The problem is that so much of this nuclear strategizing reads like old news, which lost its savor around the time the salt talks broke down. Worse, this part of the story has been told better—more vividly, fluently, and precisely—by the scholars Gregg Herken, Lawrence Freedman, and Sharon Ghamari-Tabrizi, and perhaps best of all by Slate’s Fred Kaplan, an MIT Ph.D, in his exceptional The Wizards of Armageddon (1983). Abella’s publisher calls his book “the first history of the shadowy think tank,” and that claim is technically true, if only because earlier books don’t bring the story up to the present. Moreover, Abella enticingly claims that “RAND opened its files to me,” which should give him a leg up on the competition. In fact, he merely drew on the organization’s library of published reports—an archive available to anyone—and a handful of innocuous oral histories conducted by RAND itself. Readers interested in RAND’s role in the nuclear sweepstakes are advised to stick with Kaplan or any of the other scholars mentioned above.

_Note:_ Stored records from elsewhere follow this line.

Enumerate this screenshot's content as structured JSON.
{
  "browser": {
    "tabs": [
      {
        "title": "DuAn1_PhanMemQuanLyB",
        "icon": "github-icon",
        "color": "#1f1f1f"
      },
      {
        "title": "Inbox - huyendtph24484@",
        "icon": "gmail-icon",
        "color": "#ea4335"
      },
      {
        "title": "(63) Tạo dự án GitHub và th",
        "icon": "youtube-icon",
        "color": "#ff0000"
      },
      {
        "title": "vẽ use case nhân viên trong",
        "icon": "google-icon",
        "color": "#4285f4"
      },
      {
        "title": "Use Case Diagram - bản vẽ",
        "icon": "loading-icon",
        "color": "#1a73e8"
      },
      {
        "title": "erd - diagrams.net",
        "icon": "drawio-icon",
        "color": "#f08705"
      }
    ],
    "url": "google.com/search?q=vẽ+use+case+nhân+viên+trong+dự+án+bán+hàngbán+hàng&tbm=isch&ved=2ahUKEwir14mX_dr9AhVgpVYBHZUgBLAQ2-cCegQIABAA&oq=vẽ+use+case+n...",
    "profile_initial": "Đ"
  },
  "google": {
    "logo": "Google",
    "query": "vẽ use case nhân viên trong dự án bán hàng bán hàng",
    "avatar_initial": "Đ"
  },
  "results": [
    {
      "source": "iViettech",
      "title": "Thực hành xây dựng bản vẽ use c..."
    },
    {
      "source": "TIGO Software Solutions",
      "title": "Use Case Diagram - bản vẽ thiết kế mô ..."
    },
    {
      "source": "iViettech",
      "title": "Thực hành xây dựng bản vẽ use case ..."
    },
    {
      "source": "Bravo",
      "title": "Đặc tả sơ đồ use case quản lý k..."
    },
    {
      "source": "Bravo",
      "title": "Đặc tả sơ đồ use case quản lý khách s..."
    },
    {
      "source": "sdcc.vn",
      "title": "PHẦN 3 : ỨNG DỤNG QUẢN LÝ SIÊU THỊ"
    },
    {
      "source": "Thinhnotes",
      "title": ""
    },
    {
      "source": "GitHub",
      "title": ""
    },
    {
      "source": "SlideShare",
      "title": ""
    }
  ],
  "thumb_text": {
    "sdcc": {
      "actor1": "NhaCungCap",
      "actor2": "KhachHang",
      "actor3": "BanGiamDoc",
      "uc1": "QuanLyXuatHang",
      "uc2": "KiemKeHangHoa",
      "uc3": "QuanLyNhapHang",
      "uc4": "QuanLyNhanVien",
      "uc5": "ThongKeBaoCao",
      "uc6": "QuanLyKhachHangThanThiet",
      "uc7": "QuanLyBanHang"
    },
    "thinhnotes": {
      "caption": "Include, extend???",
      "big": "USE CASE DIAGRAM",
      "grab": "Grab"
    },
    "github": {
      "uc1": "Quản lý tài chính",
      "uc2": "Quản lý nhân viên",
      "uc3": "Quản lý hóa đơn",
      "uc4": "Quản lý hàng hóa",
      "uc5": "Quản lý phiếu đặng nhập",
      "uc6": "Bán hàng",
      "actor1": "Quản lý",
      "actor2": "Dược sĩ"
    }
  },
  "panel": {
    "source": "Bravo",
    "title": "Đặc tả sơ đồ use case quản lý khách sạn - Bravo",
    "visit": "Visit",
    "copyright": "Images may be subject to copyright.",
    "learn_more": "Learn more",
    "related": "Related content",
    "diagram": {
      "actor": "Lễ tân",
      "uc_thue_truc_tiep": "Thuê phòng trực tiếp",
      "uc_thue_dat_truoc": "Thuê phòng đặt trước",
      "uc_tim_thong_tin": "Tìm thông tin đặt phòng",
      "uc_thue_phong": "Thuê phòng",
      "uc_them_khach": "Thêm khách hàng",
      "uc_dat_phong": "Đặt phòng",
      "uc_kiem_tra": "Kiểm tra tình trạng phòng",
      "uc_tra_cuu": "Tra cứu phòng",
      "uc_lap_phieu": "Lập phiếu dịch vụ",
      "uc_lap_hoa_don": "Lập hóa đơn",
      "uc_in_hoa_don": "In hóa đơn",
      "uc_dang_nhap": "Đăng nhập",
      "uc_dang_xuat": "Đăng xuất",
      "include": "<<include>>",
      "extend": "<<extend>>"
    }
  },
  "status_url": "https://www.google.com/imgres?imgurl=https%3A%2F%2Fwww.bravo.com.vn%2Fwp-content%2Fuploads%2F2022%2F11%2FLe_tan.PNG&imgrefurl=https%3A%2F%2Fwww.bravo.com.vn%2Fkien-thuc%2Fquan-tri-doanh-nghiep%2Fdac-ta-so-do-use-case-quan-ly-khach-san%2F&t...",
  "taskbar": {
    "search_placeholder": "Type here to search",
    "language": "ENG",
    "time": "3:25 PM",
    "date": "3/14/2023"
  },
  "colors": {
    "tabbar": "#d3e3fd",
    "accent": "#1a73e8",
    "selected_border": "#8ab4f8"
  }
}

Readers, of course, have an understandable interest in RAND’s early days, if only because the organization, which in that period was carrying out almost exclusively classified research, was so wary of the media. This led to a tantalizing air of secrecy. And the Pentagon Papers affair only heightened the rocky relationship between RAND and the press, which didn’t even begin to improve until the 1980s, as RAND took on more and more unclassified work. Now that it’s competing for Pentagon funding with a host of Beltway bandits, and scrambling for foundation grants, RAND is as eager for media attention as any other think tank. But tales of Top Secret doomsday work will always retain their allure.

As for the rest of RAND’s history, Abella’s account of the Vietnam era is particularly disappointing. Throughout the war, RAND analysts (McNamara’s “Whiz Kids”) filled high posts in the Pentagon, where they planned the bombing strategies, assessed the pacification campaigns, and determined the budgets. In addition, the think tank conducted a staggering amount of research on the country itself, maintaining a huge operation in Saigon. The resulting mountain of reports and memos, which is now declassified, has yet to be assimilated into the history of the conflict. Abella, however, seems to have largely ignored it. He does make clear that much of the organization’s meticulous field research—including its study of Vietcong motivation and morale, cited by George Ball in a famously pessimistic assessment to LBJ on the eve of the U.S. ground war in 1965—suggested that the war couldn’t be won.

Since the late 1970s, RAND has devoted about half of its efforts to domestic policy, and much of this work—particularly in the field of health economics—represents the organization at its most innovative. But here, too, Abella’s account is thin. Of course, it’s difficult to sex up a multiyear assessment of “The Effect of the Employee Pension on the Labor Supply of the Japanese Elderly.” Still, there’s an abundance of sexing up in this overwrought book, which Abella urges his Matrix-minded readers to think of as “the red pill that will make visible the secret world that rules us all.” At times, his narrative borders on the conspiratorial, especially in his assertions that RAND abetted a host of neoconservative policy initiatives. For instance, Abella makes much of the fact that Wohlstetter, who left RAND in 1963, favored a hard line against the Soviets in the 1980s. But in the Reagan era, as throughout RAND’s history, the cold warriors at the think tank were easily outnumbered by the moderates and the distinctly détente-friendly Sovietologists.

Abella’s efforts to link RAND with those Republican neocons who pushed for war in Iraq are even flimsier. To be sure, Zalmay Khalilzad, a former U.S. ambassador to Iraq, worked at the organization, and was a student of Wohlstetter’s at the University of Chicago. But Khalilzad’s colleagues at RAND also included a clutch of future Clinton appointees. And indeed, Khalilzad was united with the Clintonites in pushing NATO expansion—a policy closely associated with RAND that, wise or foolish, is the most ambitious extension of the American “empire” since the cold war. Yet this goes unmentioned by the empire-fixated Abella.

Far from leading the drumbeat for war in Iraq, most RAND analysts, like most career analysts in the CIA and State Department, discerned its dangers far more readily than its advantages. I know that in the period leading up to the war, the organization’s foremost terrorism expert repeatedly and forcefully argued that the U.S. invasion would be disastrous. And as Abella acknowledges, RAND’s own research demonstrated that the American occupation and counterinsurgency effort in Iraq were going to be far more difficult than the Bush administration anticipated.

Benjamin Schwarz is the national and literary editor of The Atlantic.